Student-based budgeting would upend this practice, resulting in increased transparency, flexibility and equity and giving schools that serve higher-need students funding proportionate to their needs.

A number of states and districts have recognized the value of this type of weighted formula, and some of these systems are led by members of Chiefs for Change, a bipartisan network of state and district education leaders. In Washington, D.C., for example, where Chiefs for Change member Hanseul Kang serves as state superintendent, the state agency allocates the majority of non-federal funds to local education agencies through a weighted per-pupil formula that includes a foundation amount of funding for each student, with extra based on student characteristics, resulting in greater support for kids who experience homelessness, are in foster care or are eligible for other forms of public assistance.

Likewise, at the district level, Denver Public Schools, now led by Chiefs for Change member Susana Cordova, first implemented student-based budgeting in 2007 as part of a focus on school-level autonomy. The district allocates funds to district-managed schools using a weighted student funding formula. DPS recognized that “school leaders make the best decisions on how the school is structured; the [student-based budgeting] process is a reflection of that belief.”

On the whole, however, student-based budgeting has failed to gain significant momentum nationwide, despite federal efforts to encourage more districts to allocate funds in this way.

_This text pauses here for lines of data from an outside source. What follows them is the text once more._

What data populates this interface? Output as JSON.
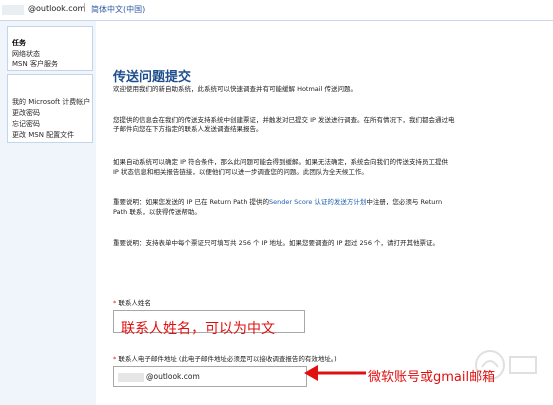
{
  "header": {
    "account_email_suffix": "@outlook.com",
    "language": "简体中文(中国)"
  },
  "sidebar": {
    "section_title": "任务",
    "group1": [
      "网络状态",
      "MSN 客户服务"
    ],
    "group2": [
      "我的 Microsoft 计费帐户",
      "更改密码",
      "忘记密码",
      "更改 MSN 配置文件"
    ]
  },
  "main": {
    "title": "传送问题提交",
    "p1": "欢迎使用我们的新自助系统，此系统可以快速调查并有可能缓解 Hotmail 传送问题。",
    "p2a": "您提供的信息会在我们的传送支持系统中创建票证，并触发对已提交 IP 发送进行调查。在所有情况下，我们都会通过电",
    "p2b": "子邮件向您在下方指定的联系人发送调查结果报告。",
    "p3a": "如果自动系统可以确定 IP 符合条件，那么此问题可能会得到缓解。如果无法确定，系统会向我们的传送支持员工提供",
    "p3b": "IP 状态信息和相关报告链接，以便他们可以进一步调查您的问题。此团队为全天候工作。",
    "p4a": "重要说明：如果您发送的 IP 已在 Return Path 提供的",
    "p4_link": "Sender Score 认证的发送方计划",
    "p4b": "中注册，您必须与 Return",
    "p4c": "Path 联系，以获得传送帮助。",
    "p5": "重要说明：支持表单中每个票证只可填写共 256 个 IP 地址。如果您要调查的 IP 超过 256 个，请打开其他票证。",
    "required_mark": "*",
    "field1_label": "联系人姓名",
    "field2_label": "联系人电子邮件地址 (此电子邮件地址必须是可以接收调查报告的有效地址。)",
    "field2_value_suffix": "@outlook.com"
  },
  "annotations": {
    "name_hint": "联系人姓名，可以为中文",
    "email_hint": "微软账号或gmail邮箱"
  },
  "colors": {
    "title": "#1f4e8c",
    "link": "#2060b0",
    "annotation": "#e01010",
    "sidebar_bg": "#f0f5fb"
  }
}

In December 2015, then-President Barack Obama signed into law the Every Student Succeeds Act, which includes a provision allowing flexibility for local education agencies to consolidate eligible federal, state and local funding “in order to create a single school funding system based on weighted per-pupil allocations for low-income and otherwise disadvantaged students.”

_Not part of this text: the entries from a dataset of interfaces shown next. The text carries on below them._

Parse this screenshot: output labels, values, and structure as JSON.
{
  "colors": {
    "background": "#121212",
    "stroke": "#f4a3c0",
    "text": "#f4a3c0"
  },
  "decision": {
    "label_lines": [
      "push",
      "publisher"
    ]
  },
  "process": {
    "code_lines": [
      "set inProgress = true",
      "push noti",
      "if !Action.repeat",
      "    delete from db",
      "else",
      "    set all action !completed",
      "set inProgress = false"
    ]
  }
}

Given the power of student-based budgeting to level the playing field, it’s unfortunate that very few districts took up the call to apply for this flexibility. The ESSA provision permits up to 50 districts to pilot a weighted per-pupil funding system for three years, but only five districts applied for the flexibility, and only Puerto Rico received approval (that approval was later rescinded).

Although those numbers are underwhelming, perhaps they’re not surprising; changing an entrenched system necessarily involves costs, and the original pilot offered no additional funding to assist districts in transitioning away from the status quo. Indeed, the Congressional Research Service, a nonpartisan research entity working on behalf of Congress, recently published an analysis of the pilot, attempting to explain why it failed to garner greater interest among school districts. The report suggests that the pilot’s relative unpopularity was due, in part, to surmountable obstacles, such as an insufficiently long duration (only three years) and a lack of federal financial support “to ease the transition to the new funding system.”

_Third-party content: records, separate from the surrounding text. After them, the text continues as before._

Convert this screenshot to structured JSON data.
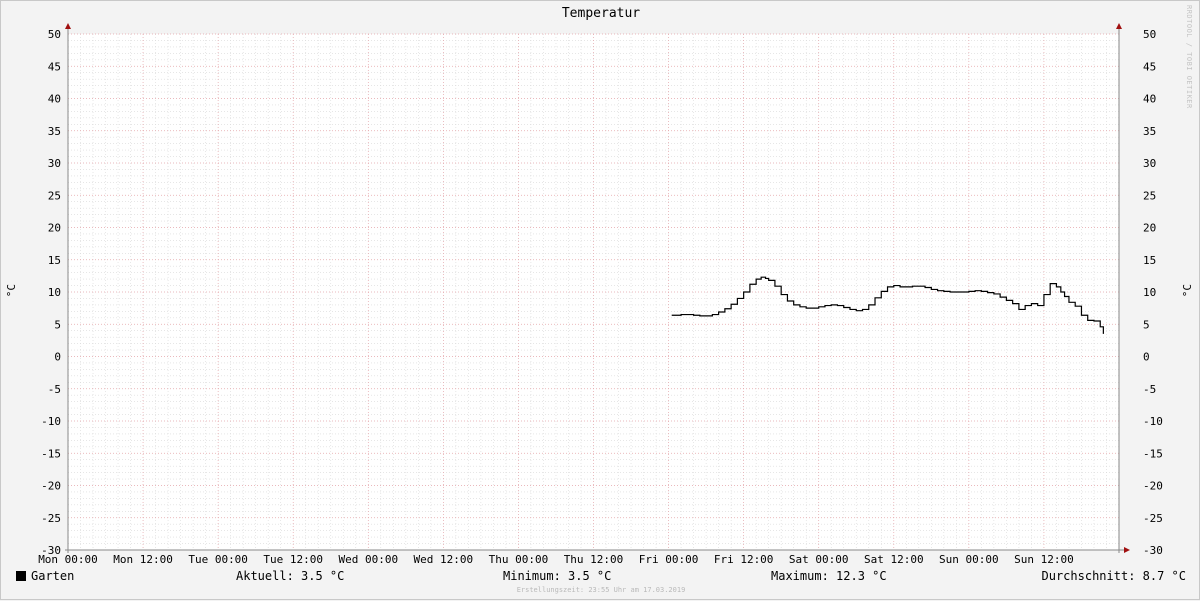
{
  "chart_data": {
    "type": "line",
    "title": "Temperatur",
    "ylabel": "°C",
    "ylim": [
      -30,
      50
    ],
    "yticks": [
      50,
      45,
      40,
      35,
      30,
      25,
      20,
      15,
      10,
      5,
      0,
      -5,
      -10,
      -15,
      -20,
      -25,
      -30
    ],
    "xticks": [
      "Mon 00:00",
      "Mon 12:00",
      "Tue 00:00",
      "Tue 12:00",
      "Wed 00:00",
      "Wed 12:00",
      "Thu 00:00",
      "Thu 12:00",
      "Fri 00:00",
      "Fri 12:00",
      "Sat 00:00",
      "Sat 12:00",
      "Sun 00:00",
      "Sun 12:00"
    ],
    "x_unit": "hours since Mon 00:00",
    "xlim": [
      0,
      168
    ],
    "grid": true,
    "series": [
      {
        "name": "Garten",
        "color": "#000000",
        "x": [
          96.5,
          98,
          99,
          100,
          101,
          102,
          103,
          104,
          105,
          106,
          107,
          108,
          109,
          110,
          110.8,
          111.5,
          112,
          113,
          114,
          115,
          116,
          117,
          118,
          119,
          120,
          121,
          122,
          123,
          124,
          125,
          126,
          127,
          128,
          129,
          130,
          131,
          132,
          133,
          134,
          135,
          136,
          137,
          138,
          139,
          140,
          141,
          142,
          143,
          144,
          145,
          146,
          147,
          148,
          149,
          150,
          151,
          152,
          153,
          154,
          155,
          156,
          157,
          158,
          158.7,
          159.3,
          160,
          161,
          162,
          163,
          164,
          165,
          165.5
        ],
        "values": [
          6.4,
          6.5,
          6.5,
          6.4,
          6.3,
          6.3,
          6.5,
          6.9,
          7.4,
          8.1,
          9.0,
          10.0,
          11.2,
          12.0,
          12.3,
          12.1,
          11.8,
          10.9,
          9.6,
          8.6,
          8.0,
          7.7,
          7.5,
          7.5,
          7.7,
          7.9,
          8.0,
          7.9,
          7.6,
          7.3,
          7.1,
          7.3,
          8.0,
          9.1,
          10.1,
          10.8,
          11.0,
          10.8,
          10.8,
          10.9,
          10.9,
          10.7,
          10.4,
          10.2,
          10.1,
          10.0,
          10.0,
          10.0,
          10.1,
          10.2,
          10.1,
          9.9,
          9.7,
          9.2,
          8.7,
          8.2,
          7.3,
          7.9,
          8.2,
          7.9,
          9.6,
          11.3,
          10.8,
          10.0,
          9.3,
          8.4,
          7.8,
          6.4,
          5.6,
          5.5,
          4.6,
          3.5
        ]
      }
    ]
  },
  "legend": {
    "series_name": "Garten",
    "aktuell": "Aktuell: 3.5 °C",
    "minimum": "Minimum: 3.5 °C",
    "maximum": "Maximum: 12.3 °C",
    "durchschnitt": "Durchschnitt: 8.7 °C"
  },
  "watermark": "RRDTOOL / TOBI OETIKER",
  "footer": "Erstellungszeit: 23:55 Uhr am 17.03.2019",
  "colors": {
    "background": "#f3f3f3",
    "plot_background": "#ffffff",
    "major_grid": "#e3a3a8",
    "minor_grid": "#d8d8d8",
    "axis": "#8a8a8a",
    "arrow": "#a01010",
    "line": "#000000"
  }
}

As a nation, we shouldn’t give up on student-based budgeting. It remains a proven path to narrowing our pernicious equity gap, a way to ensure that all students have a chance to begin the race at the same starting line. Congress should provide funding to incentivize participation in the ESSA pilot and help districts move away from traditional, inequitable funding methods. The U.S. Department of Education should open another window for districts to apply for the pilot. And districts should step up to take on the challenge of reshaping the way resources flow to schools and students. We talk a lot about educational equity — now let’s put our money where our mouths are.

Ramin Taheri is director of advocacy and policy at Chiefs for Change.

Related

Sign up for The 74’s newsletter

Submit a Letter to the Editor